In the diplomatic world, one year can be a fairly long time. With close friends and allies it’s nearly an eternity and that’s how long it’s been since Benjamin Netanyahu and Barack Obama last met. Which surprises no one. The best that can be said about their relationship is that it’s characterized by a mutual and cordial dislike. Neither trusts the other very much.
Likewise, the Israeli prime minister and the U.S. president are also at political cross purposes. That’s especially apparent in the matter of the nuclear agreement between the U.S. and Iran. Netanyahu considers the agreement a historic mistake and believes Tehran will continue pursuing nuclear weapons, thus becoming even more of a threat to Israel. Obama, on the other hand, considers the agreement his greatest foreign policy legacy. As a result, in the White House, Netanyahu’s stubborn opposition to the deal was seen as an affront to Obama.
Fears for the Alliance

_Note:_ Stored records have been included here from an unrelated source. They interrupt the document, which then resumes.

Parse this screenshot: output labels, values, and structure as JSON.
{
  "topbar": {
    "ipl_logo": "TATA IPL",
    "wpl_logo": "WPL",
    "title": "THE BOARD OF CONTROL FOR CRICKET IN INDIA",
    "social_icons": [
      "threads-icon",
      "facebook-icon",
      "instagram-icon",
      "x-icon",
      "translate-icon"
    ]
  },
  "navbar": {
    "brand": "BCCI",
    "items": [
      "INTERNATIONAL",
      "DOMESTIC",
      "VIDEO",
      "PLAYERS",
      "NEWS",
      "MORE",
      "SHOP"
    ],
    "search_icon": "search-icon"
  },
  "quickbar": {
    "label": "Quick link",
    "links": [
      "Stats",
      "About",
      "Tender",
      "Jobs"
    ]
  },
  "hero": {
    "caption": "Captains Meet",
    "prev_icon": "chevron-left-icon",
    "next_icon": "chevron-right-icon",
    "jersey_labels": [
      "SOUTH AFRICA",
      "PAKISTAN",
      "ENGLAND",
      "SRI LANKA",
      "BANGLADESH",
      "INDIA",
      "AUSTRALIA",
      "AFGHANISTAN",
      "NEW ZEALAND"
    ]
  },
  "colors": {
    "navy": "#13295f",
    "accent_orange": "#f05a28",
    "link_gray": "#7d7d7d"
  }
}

But now Jerusalem and Washington seem ready to end their spat and begin looking once again to the future. That doesn’t mean that everything is forgiven and forgotten. That would be asking too much of everyone after such a serious and public disagreement. But things are to return to normal on the business level, and Obama and Netanyahu would be well advised to also take this opportunity to restart their personal relationship.
That especially goes for the head of the Israeli government. He has openly duped America’s leader so often that many Israelis feared Israeli-U.S. relations were being endangered. Just recently, Netanyahu appointed Ron Baratz as his media adviser. Baratz had previously reviled the U.S. president as being “anti-Semitic” and said that “Secretary of State John Kerry had the mental abilities of a 12-year-old.”
Signs of relaxation from Jerusalem are therefore long overdue. A clear, unequivocal acceptance of the two-state solution in the conflict with the Palestinians would be as helpful as a freeze on all settlement construction projects in the occupied territories. These are the kind of willingness-to-compromise gestures expected not only by Obama but are also very likely to be demanded by his successor in the White House — whether male or female.
Money for Your Trouble
Hillary Clinton may take a more conciliatory tone as president but she’s hardly likely to abandon the present course entirely. A Palestinian homeland is wanted by a majority of people in a demographically changing dynamic America — young, diverse and liberal. Those who support the present Israeli policies are becoming fewer and fewer. These are realities that a Republican president would have to accept as well.
But Netanyahu won’t be the only one under the gun: Obama also must prove that he values America’s relationship with Israel, precisely because of his Iranian nuclear deal. A long-term financial spike in military aid to Israel would be a good first step. Even if money isn’t everything, it can go a long way toward soothing ruffled tempers. And as the basis for political male bonding, even billions aren’t all that much. Especially if the males are Mr. Netanyahu and Mr. Obama.